Page and application data records:
++++++++++++++++++++
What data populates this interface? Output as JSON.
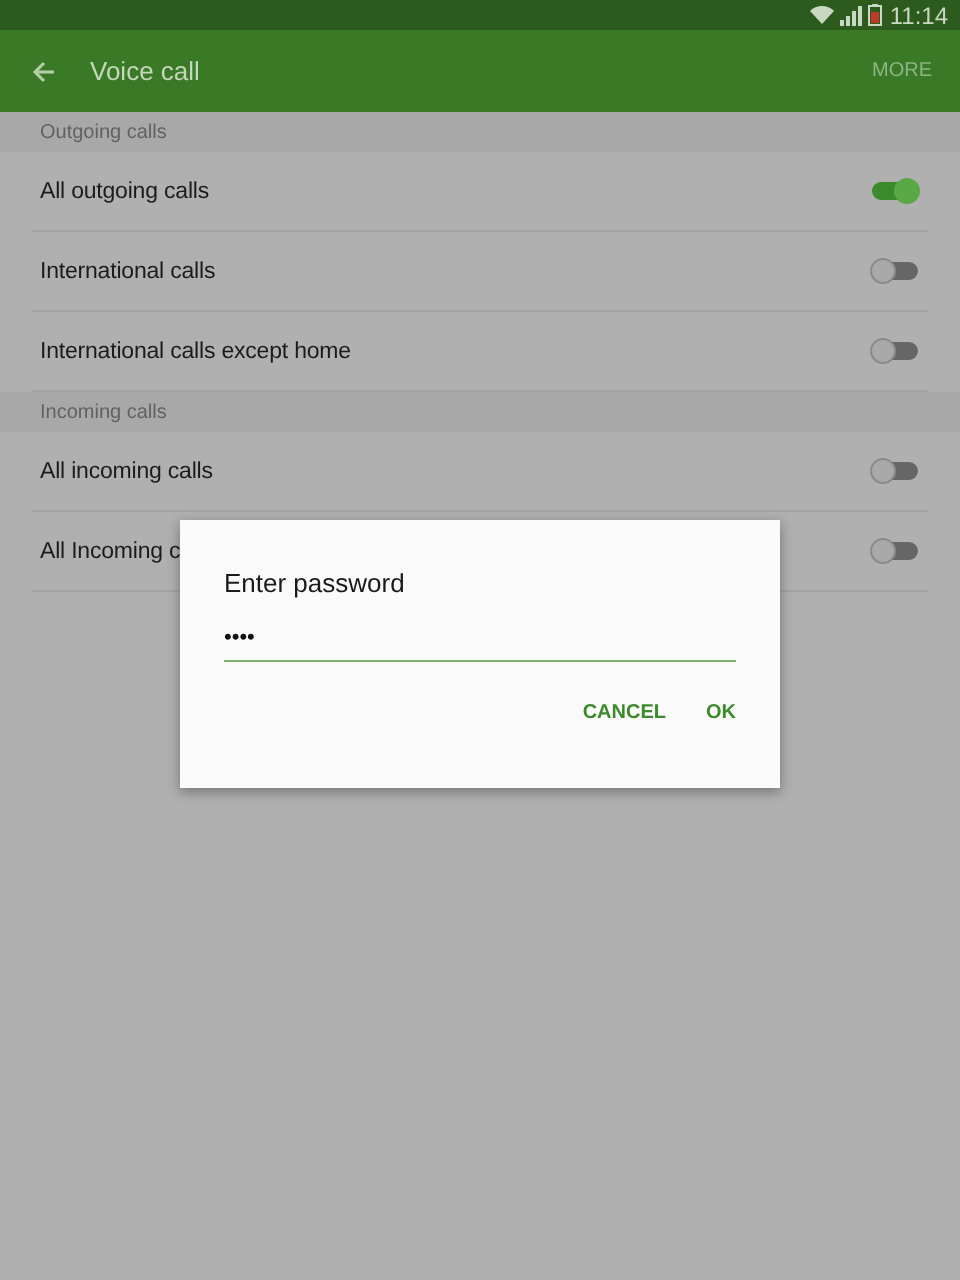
{
  "status_bar": {
    "time": "11:14"
  },
  "app_bar": {
    "title": "Voice call",
    "action": "MORE"
  },
  "sections": [
    {
      "header": "Outgoing calls",
      "items": [
        {
          "label": "All outgoing calls",
          "on": true
        },
        {
          "label": "International calls",
          "on": false
        },
        {
          "label": "International calls except home",
          "on": false
        }
      ]
    },
    {
      "header": "Incoming calls",
      "items": [
        {
          "label": "All incoming calls",
          "on": false
        },
        {
          "label": "All Incoming c",
          "on": false
        }
      ]
    }
  ],
  "dialog": {
    "title": "Enter password",
    "value": "••••",
    "buttons": [
      "CANCEL",
      "OK"
    ]
  }
}
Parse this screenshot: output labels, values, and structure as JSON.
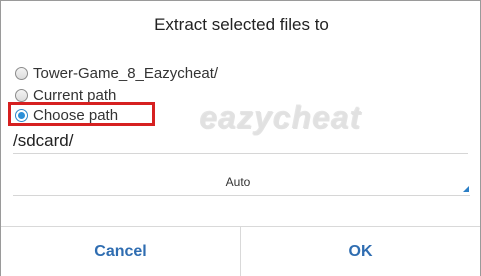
{
  "dialog": {
    "title": "Extract selected files to",
    "options": [
      {
        "label": "Tower-Game_8_Eazycheat/",
        "checked": false
      },
      {
        "label": "Current path",
        "checked": false
      },
      {
        "label": "Choose path",
        "checked": true
      }
    ],
    "path_value": "/sdcard/",
    "encoding_select": {
      "value": "Auto"
    },
    "cancel_label": "Cancel",
    "ok_label": "OK"
  },
  "watermark": {
    "text": "eazycheat"
  },
  "colors": {
    "accent": "#2b8fd8",
    "button_text": "#2f6db1",
    "highlight": "#d62020"
  },
  "icons": {
    "select_arrow": "dropdown-corner-triangle"
  }
}
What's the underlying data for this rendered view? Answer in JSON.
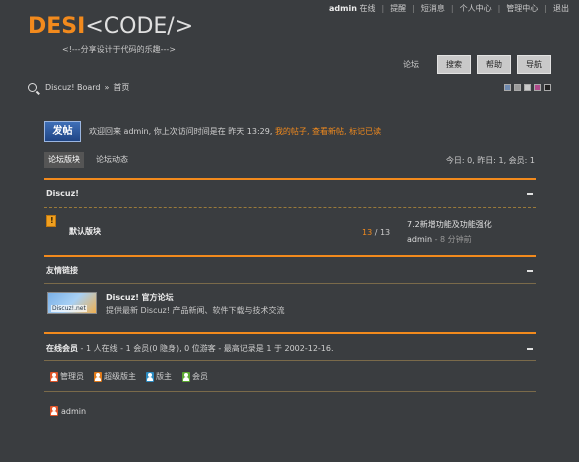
{
  "topbar": {
    "username": "admin",
    "status": "在线",
    "reminders": "提醒",
    "messages": "短消息",
    "profile": "个人中心",
    "admin_center": "管理中心",
    "logout": "退出"
  },
  "logo": {
    "part1": "DESI",
    "part2": "<CODE/>",
    "slogan": "<!---分享设计于代码的乐趣--->"
  },
  "nav": {
    "forum": "论坛",
    "search": "搜索",
    "help": "帮助",
    "guide": "导航"
  },
  "breadcrumb": {
    "site": "Discuz! Board",
    "sep": "»",
    "page": "首页"
  },
  "swatches": [
    "#6f8ab0",
    "#9a9a9a",
    "#c9c9c9",
    "#b04a8a",
    "#222222"
  ],
  "welcome": {
    "post_button": "发帖",
    "text": "欢迎回来 admin, 你上次访问时间是在 昨天 13:29,",
    "my_posts": "我的帖子",
    "sep1": ",",
    "new_posts": "查看新帖",
    "sep2": ",",
    "mark_read": "标记已读"
  },
  "tabs": {
    "forum_board": "论坛版块",
    "forum_activity": "论坛动态"
  },
  "stats": "今日: 0, 昨日: 1, 会员: 1",
  "category": {
    "title": "Discuz!",
    "forum": {
      "name": "默认版块",
      "threads": "13",
      "sep": " / ",
      "posts": "13",
      "last_title": "7.2新增功能及功能强化",
      "last_author": "admin",
      "last_time": " - 8 分钟前"
    }
  },
  "friendlinks": {
    "title": "友情链接",
    "image_label": "Discuz!.net",
    "name": "Discuz! 官方论坛",
    "desc": "提供最新 Discuz! 产品新闻、软件下载与技术交流"
  },
  "online": {
    "label": "在线会员",
    "detail": " - 1 人在线  - 1 会员(0 隐身), 0 位游客  - 最高记录是  1 于  2002-12-16.",
    "legend": [
      {
        "label": "管理员",
        "color": "#e0552a"
      },
      {
        "label": "超级版主",
        "color": "#e07a1a"
      },
      {
        "label": "版主",
        "color": "#2a8ac0"
      },
      {
        "label": "会员",
        "color": "#5aa830"
      }
    ],
    "users": [
      {
        "name": "admin",
        "color": "#e0552a"
      }
    ]
  }
}
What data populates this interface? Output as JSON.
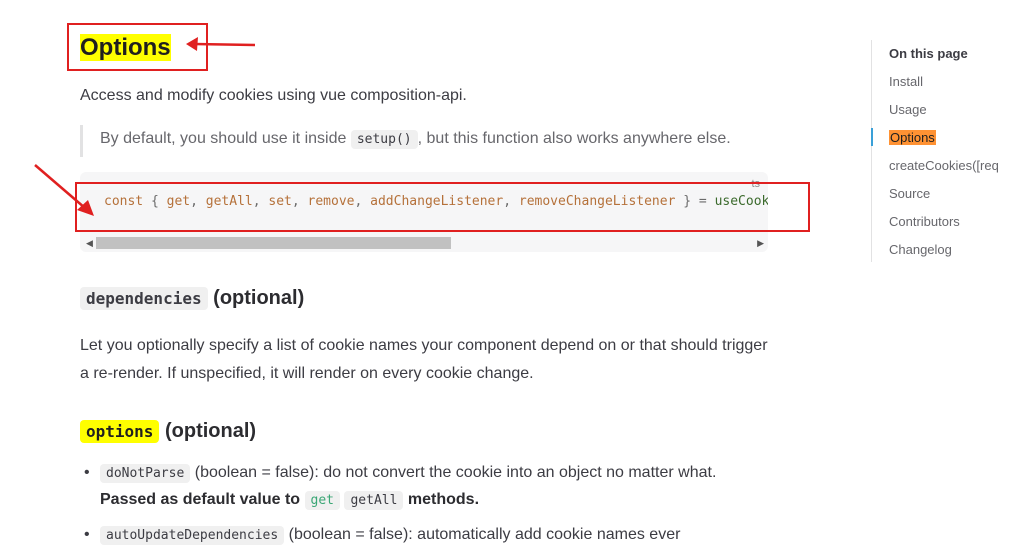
{
  "heading": {
    "title": "Options"
  },
  "intro": "Access and modify cookies using vue composition-api.",
  "tip": {
    "prefix": "By default, you should use it inside",
    "code": "setup()",
    "suffix": ", but this function also works anywhere else."
  },
  "code_block": {
    "lang": "ts",
    "keyword": "const",
    "open": "{",
    "items": [
      "get",
      "getAll",
      "set",
      "remove",
      "addChangeListener",
      "removeChangeListener"
    ],
    "close": "}",
    "eq": "=",
    "fn": "useCookie"
  },
  "dependencies": {
    "code": "dependencies",
    "tail": "(optional)",
    "text": "Let you optionally specify a list of cookie names your component depend on or that should trigger a re-render. If unspecified, it will render on every cookie change."
  },
  "options": {
    "code": "options",
    "tail": "(optional)",
    "items": [
      {
        "code": "doNotParse",
        "text": "(boolean = false): do not convert the cookie into an object no matter what.",
        "bold_prefix": "Passed as default value to",
        "code_get": "get",
        "code_getall": "getAll",
        "bold_suffix": "methods."
      },
      {
        "code": "autoUpdateDependencies",
        "text": "(boolean = false): automatically add cookie names ever"
      }
    ]
  },
  "toc": {
    "title": "On this page",
    "items": [
      "Install",
      "Usage",
      "Options",
      "createCookies([req",
      "Source",
      "Contributors",
      "Changelog"
    ],
    "active": "Options"
  },
  "colors": {
    "highlight": "#ffff00",
    "annotation": "#e02020",
    "toc_active": "#ff9233"
  }
}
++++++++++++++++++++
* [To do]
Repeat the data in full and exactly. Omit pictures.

* [Response area]
What data populates this interface? Output as JSON.
{
  "status_bar": {
    "time": "11:14"
  },
  "app_bar": {
    "title": "Voice call",
    "action": "MORE"
  },
  "sections": [
    {
      "header": "Outgoing calls",
      "items": [
        {
          "label": "All outgoing calls",
          "on": true
        },
        {
          "label": "International calls",
          "on": false
        },
        {
          "label": "International calls except home",
          "on": false
        }
      ]
    },
    {
      "header": "Incoming calls",
      "items": [
        {
          "label": "All incoming calls",
          "on": false
        },
        {
          "label": "All Incoming c",
          "on": false
        }
      ]
    }
  ],
  "dialog": {
    "title": "Enter password",
    "value": "••••",
    "buttons": [
      "CANCEL",
      "OK"
    ]
  }
}
Parse this screenshot: output labels, values, and structure as JSON.
{
  "dialog": {
    "title": "Extract selected files to",
    "options": [
      {
        "label": "Tower-Game_8_Eazycheat/",
        "checked": false
      },
      {
        "label": "Current path",
        "checked": false
      },
      {
        "label": "Choose path",
        "checked": true
      }
    ],
    "path_value": "/sdcard/",
    "encoding_select": {
      "value": "Auto"
    },
    "cancel_label": "Cancel",
    "ok_label": "OK"
  },
  "watermark": {
    "text": "eazycheat"
  },
  "colors": {
    "accent": "#2b8fd8",
    "button_text": "#2f6db1",
    "highlight": "#d62020"
  },
  "icons": {
    "select_arrow": "dropdown-corner-triangle"
  }
}
What's the underlying data for this rendered view? Answer in JSON.
{
  "topbar": {
    "username": "admin",
    "status": "在线",
    "reminders": "提醒",
    "messages": "短消息",
    "profile": "个人中心",
    "admin_center": "管理中心",
    "logout": "退出"
  },
  "logo": {
    "part1": "DESI",
    "part2": "<CODE/>",
    "slogan": "<!---分享设计于代码的乐趣--->"
  },
  "nav": {
    "forum": "论坛",
    "search": "搜索",
    "help": "帮助",
    "guide": "导航"
  },
  "breadcrumb": {
    "site": "Discuz! Board",
    "sep": "»",
    "page": "首页"
  },
  "swatches": [
    "#6f8ab0",
    "#9a9a9a",
    "#c9c9c9",
    "#b04a8a",
    "#222222"
  ],
  "welcome": {
    "post_button": "发帖",
    "text": "欢迎回来 admin, 你上次访问时间是在 昨天 13:29,",
    "my_posts": "我的帖子",
    "sep1": ",",
    "new_posts": "查看新帖",
    "sep2": ",",
    "mark_read": "标记已读"
  },
  "tabs": {
    "forum_board": "论坛版块",
    "forum_activity": "论坛动态"
  },
  "stats": "今日: 0, 昨日: 1, 会员: 1",
  "category": {
    "title": "Discuz!",
    "forum": {
      "name": "默认版块",
      "threads": "13",
      "sep": " / ",
      "posts": "13",
      "last_title": "7.2新增功能及功能强化",
      "last_author": "admin",
      "last_time": " - 8 分钟前"
    }
  },
  "friendlinks": {
    "title": "友情链接",
    "image_label": "Discuz!.net",
    "name": "Discuz! 官方论坛",
    "desc": "提供最新 Discuz! 产品新闻、软件下载与技术交流"
  },
  "online": {
    "label": "在线会员",
    "detail": " - 1 人在线  - 1 会员(0 隐身), 0 位游客  - 最高记录是  1 于  2002-12-16.",
    "legend": [
      {
        "label": "管理员",
        "color": "#e0552a"
      },
      {
        "label": "超级版主",
        "color": "#e07a1a"
      },
      {
        "label": "版主",
        "color": "#2a8ac0"
      },
      {
        "label": "会员",
        "color": "#5aa830"
      }
    ],
    "users": [
      {
        "name": "admin",
        "color": "#e0552a"
      }
    ]
  }
}
What data populates this interface? Output as JSON.
{
  "heading": {
    "title": "Options"
  },
  "intro": "Access and modify cookies using vue composition-api.",
  "tip": {
    "prefix": "By default, you should use it inside",
    "code": "setup()",
    "suffix": ", but this function also works anywhere else."
  },
  "code_block": {
    "lang": "ts",
    "keyword": "const",
    "open": "{",
    "items": [
      "get",
      "getAll",
      "set",
      "remove",
      "addChangeListener",
      "removeChangeListener"
    ],
    "close": "}",
    "eq": "=",
    "fn": "useCookie"
  },
  "dependencies": {
    "code": "dependencies",
    "tail": "(optional)",
    "text": "Let you optionally specify a list of cookie names your component depend on or that should trigger a re-render. If unspecified, it will render on every cookie change."
  },
  "options": {
    "code": "options",
    "tail": "(optional)",
    "items": [
      {
        "code": "doNotParse",
        "text": "(boolean = false): do not convert the cookie into an object no matter what.",
        "bold_prefix": "Passed as default value to",
        "code_get": "get",
        "code_getall": "getAll",
        "bold_suffix": "methods."
      },
      {
        "code": "autoUpdateDependencies",
        "text": "(boolean = false): automatically add cookie names ever"
      }
    ]
  },
  "toc": {
    "title": "On this page",
    "items": [
      "Install",
      "Usage",
      "Options",
      "createCookies([req",
      "Source",
      "Contributors",
      "Changelog"
    ],
    "active": "Options"
  },
  "colors": {
    "highlight": "#ffff00",
    "annotation": "#e02020",
    "toc_active": "#ff9233"
  }
}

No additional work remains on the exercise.